Westhill man spared jail after keeping £30,000 mistakenly paid into his bank account

Craig Yule had £30,000 put into his bank account by mistake.

A man has been spared jail over an “opportunistic” theft where he kept £30,000 mistakenly paid into his bank account – which he then used to buy a car.

Craig Yule, 25, discovered the funds had been paid into his account in December 2013.

However, he kept the money, splashing out £21,000 in cash to buy a six-year-old Ford Focus RS car.

He had previously admitted stealing £30,000 that had been incorrectly credited to his account and misappropriating the funds for his own use knowing he had no right to them.

The offence took place on December 5, 2013. An incorrect sort code was entered and the cash ended up in Yule’s account rather than the intended recipient.

Yule was caught after the man who originally made the bank transfer made inquiries as to why the money had never reached its destination – it was then the error was discovered.

The case had been deferred on previous occasions in order for Yule to hand over the key to the car so that the victim could try to sell it to claw some of the missing cash back.

Self-employed agricultural contractor Yule had originally claimed he had sold the car and didn’t know who to. However, it was later discovered this was not the case – and the vehicle was found on a remote road at a fencing firm in Inverurie.

Defence for Yule Ian Hingston said the key to the car was now in the hands of the victim of the offence.

Mr Hingston also said the man “surprisingly did not hold any malice” towards Yule over what had happened.

Sheriff Graeme Napier said there had been a “significant amount of immaturity” in Yule’s behaviour.

On sentencing he told him: “Your behaviour throughout these proceedings has been little short of disgraceful.”

He went on to say the theft had been “opportunistic” rather than “concerted.”

But he added: “Why anyone would think that someone would just put £30,000 in their bank account, I just do not understand.”

Sheriff Napier told Yule, of Crombie Acres, Westhill, he would have to carry out 220 hours of unpaid work within nine months.

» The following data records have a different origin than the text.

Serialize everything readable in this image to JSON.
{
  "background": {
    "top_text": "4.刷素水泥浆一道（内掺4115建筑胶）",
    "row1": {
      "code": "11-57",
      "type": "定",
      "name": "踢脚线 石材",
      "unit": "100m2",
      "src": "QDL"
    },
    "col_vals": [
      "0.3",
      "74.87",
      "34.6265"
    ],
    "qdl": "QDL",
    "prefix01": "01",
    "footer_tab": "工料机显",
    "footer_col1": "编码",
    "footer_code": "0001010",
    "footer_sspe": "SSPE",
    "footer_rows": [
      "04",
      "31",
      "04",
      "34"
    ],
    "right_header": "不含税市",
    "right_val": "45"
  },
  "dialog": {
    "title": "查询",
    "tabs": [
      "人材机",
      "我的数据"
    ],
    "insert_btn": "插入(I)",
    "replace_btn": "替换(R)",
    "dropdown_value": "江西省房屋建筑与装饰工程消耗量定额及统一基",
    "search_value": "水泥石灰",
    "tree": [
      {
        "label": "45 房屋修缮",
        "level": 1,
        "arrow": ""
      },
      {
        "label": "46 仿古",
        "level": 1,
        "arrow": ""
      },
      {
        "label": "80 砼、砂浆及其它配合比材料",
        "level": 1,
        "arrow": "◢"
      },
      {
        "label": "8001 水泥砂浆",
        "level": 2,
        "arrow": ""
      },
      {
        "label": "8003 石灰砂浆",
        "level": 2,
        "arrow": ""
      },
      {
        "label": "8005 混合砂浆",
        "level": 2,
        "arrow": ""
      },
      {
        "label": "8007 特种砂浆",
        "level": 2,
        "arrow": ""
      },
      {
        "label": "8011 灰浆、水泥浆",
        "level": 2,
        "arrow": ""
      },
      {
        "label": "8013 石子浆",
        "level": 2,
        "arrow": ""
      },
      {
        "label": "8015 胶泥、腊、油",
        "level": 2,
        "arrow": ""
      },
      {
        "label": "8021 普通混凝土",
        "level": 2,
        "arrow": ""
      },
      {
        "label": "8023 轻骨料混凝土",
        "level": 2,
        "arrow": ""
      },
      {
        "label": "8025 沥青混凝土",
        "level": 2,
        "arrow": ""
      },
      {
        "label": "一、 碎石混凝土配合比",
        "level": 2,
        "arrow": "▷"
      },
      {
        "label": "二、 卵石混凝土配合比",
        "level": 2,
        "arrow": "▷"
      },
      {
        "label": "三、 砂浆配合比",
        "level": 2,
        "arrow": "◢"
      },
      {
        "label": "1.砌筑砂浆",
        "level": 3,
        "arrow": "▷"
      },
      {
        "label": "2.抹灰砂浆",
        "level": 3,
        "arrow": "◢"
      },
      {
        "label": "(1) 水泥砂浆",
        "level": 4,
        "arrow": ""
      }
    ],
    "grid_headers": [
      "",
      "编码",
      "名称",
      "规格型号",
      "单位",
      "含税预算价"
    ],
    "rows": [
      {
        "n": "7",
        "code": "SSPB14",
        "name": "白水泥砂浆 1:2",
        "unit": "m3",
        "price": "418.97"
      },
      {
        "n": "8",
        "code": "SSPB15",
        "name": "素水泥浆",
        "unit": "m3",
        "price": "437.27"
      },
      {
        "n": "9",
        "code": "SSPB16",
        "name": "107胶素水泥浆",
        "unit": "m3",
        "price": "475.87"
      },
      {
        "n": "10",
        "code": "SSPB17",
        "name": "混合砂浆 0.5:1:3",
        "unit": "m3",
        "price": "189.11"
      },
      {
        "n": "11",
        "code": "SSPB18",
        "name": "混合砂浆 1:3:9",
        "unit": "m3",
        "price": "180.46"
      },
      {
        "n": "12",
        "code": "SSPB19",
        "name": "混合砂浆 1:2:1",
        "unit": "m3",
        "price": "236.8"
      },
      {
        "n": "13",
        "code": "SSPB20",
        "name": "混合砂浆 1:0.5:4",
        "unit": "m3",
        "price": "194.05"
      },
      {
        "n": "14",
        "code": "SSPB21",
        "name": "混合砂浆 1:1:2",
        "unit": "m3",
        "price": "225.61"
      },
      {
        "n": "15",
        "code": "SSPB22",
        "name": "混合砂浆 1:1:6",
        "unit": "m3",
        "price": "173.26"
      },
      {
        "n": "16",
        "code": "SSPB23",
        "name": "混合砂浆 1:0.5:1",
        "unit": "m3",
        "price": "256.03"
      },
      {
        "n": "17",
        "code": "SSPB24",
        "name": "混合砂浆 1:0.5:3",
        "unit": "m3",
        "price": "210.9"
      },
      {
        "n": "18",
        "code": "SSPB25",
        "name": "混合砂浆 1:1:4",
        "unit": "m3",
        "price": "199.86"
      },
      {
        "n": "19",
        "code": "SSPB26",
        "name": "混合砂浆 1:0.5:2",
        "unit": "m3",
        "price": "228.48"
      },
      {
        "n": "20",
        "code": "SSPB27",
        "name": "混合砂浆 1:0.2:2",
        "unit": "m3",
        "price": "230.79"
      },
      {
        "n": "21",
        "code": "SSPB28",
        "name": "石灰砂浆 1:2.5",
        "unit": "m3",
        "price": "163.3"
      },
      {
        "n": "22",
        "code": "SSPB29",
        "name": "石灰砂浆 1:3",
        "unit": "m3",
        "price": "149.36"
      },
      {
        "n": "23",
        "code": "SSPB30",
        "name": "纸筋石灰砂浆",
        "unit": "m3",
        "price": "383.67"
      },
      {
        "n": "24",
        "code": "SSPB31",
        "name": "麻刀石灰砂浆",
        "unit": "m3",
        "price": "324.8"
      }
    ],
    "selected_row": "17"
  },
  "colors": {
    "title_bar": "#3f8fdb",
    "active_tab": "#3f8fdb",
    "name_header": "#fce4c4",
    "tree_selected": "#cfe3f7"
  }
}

He will also have to wear an electronic tag for three months and be confined to his home address at certain times.